_Task material_

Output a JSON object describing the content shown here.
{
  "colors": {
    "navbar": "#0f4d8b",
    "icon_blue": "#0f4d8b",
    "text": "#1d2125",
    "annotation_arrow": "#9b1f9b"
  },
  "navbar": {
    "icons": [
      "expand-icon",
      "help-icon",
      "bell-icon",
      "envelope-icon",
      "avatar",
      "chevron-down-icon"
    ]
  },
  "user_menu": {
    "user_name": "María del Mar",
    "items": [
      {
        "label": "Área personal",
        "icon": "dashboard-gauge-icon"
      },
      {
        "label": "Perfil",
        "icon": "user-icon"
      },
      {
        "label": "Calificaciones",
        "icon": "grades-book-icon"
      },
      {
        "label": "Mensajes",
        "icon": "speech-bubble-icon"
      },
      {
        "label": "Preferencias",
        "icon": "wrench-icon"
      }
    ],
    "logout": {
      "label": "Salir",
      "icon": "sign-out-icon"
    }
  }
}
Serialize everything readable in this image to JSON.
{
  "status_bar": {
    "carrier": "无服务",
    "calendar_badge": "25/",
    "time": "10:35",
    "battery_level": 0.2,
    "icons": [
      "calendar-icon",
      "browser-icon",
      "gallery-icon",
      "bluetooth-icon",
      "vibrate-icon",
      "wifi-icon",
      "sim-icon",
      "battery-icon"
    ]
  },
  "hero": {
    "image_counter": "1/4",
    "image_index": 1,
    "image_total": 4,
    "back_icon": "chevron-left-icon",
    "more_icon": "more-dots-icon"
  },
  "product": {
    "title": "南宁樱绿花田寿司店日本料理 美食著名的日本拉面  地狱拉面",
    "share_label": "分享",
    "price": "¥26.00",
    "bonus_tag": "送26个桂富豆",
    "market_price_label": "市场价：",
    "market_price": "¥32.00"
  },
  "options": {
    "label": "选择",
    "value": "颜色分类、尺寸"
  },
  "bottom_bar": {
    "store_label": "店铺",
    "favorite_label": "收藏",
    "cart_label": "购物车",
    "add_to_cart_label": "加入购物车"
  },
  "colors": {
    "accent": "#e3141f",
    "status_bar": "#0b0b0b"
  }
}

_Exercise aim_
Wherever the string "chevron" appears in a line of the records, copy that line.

_Exercise answer_
      "chevron-down-icon"
    "back_icon": "chevron-left-icon",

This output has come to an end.